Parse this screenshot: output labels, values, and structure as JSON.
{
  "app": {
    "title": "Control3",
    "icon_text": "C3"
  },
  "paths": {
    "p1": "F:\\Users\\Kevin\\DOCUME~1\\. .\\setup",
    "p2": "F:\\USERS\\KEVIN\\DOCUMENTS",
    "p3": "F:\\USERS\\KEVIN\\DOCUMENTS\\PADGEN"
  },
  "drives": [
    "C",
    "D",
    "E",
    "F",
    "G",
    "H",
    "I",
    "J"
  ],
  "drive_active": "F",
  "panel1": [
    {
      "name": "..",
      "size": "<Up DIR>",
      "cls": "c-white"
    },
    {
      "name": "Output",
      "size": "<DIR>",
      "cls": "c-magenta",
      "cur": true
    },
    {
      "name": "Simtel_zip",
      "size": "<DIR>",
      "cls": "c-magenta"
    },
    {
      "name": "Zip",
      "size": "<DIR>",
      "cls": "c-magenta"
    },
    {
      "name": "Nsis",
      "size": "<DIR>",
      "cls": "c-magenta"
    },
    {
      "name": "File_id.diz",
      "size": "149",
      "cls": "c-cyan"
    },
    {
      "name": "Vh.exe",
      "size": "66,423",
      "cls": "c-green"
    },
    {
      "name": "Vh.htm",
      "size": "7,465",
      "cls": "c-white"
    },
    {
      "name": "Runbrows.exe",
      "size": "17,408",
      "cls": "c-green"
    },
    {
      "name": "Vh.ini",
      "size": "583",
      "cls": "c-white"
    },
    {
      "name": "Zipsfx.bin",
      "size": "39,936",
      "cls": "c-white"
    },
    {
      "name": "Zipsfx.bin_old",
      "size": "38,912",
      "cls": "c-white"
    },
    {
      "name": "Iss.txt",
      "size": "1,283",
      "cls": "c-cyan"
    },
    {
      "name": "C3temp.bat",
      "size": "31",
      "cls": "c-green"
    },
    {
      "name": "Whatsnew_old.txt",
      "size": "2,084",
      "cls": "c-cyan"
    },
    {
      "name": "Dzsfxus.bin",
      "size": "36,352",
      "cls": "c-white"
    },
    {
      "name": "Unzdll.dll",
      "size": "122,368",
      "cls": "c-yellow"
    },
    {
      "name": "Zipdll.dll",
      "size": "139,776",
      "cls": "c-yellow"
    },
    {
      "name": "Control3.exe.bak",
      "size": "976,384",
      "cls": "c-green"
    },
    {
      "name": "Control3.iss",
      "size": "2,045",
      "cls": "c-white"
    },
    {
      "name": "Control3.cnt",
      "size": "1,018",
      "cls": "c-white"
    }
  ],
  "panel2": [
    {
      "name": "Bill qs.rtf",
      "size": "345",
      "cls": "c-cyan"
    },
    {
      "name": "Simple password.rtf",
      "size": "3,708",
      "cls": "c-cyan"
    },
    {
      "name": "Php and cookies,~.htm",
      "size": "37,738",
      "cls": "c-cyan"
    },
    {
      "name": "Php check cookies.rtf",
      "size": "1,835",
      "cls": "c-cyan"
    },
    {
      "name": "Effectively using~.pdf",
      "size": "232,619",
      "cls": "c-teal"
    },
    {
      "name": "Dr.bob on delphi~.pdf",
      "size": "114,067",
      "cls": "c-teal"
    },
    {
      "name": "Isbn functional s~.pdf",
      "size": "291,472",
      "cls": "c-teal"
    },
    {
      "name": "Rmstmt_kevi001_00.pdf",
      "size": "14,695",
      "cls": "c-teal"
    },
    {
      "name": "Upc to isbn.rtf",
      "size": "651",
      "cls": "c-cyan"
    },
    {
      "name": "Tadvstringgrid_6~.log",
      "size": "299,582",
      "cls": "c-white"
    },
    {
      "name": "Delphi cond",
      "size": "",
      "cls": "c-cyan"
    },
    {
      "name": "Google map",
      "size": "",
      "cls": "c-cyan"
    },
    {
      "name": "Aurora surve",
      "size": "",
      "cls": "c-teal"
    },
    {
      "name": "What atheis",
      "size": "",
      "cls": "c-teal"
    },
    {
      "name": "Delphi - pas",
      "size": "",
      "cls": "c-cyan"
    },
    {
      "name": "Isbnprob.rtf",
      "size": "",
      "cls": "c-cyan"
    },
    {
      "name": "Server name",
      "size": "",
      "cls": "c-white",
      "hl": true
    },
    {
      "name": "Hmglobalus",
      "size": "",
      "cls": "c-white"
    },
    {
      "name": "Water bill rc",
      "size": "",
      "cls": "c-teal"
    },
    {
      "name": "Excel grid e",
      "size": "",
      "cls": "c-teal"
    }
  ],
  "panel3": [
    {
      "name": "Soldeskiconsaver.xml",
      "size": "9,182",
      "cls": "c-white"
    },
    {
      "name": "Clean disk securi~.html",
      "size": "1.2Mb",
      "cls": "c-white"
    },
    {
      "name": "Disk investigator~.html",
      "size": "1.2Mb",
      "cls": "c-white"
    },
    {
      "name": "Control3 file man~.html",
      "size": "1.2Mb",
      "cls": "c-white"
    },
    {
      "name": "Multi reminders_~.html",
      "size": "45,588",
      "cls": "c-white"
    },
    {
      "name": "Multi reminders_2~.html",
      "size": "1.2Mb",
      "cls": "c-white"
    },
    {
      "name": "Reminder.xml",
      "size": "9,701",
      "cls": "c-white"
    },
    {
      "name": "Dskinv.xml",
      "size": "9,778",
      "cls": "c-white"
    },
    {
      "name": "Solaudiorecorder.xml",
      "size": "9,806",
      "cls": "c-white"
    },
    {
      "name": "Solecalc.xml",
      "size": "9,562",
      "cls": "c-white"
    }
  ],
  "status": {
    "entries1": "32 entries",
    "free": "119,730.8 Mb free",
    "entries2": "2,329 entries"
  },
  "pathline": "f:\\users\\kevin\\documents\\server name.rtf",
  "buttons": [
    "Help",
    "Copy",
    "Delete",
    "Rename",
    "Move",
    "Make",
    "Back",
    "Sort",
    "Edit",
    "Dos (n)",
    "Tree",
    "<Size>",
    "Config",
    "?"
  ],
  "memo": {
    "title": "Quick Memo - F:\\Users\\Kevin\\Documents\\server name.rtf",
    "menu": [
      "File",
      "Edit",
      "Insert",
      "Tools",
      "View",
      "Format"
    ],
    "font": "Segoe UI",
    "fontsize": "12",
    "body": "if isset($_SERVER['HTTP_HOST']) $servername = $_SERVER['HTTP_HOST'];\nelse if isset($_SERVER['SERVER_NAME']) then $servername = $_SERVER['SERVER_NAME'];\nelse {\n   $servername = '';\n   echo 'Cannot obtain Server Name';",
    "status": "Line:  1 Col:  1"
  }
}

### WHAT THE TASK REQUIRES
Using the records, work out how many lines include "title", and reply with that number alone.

### RESPONSE AREA
2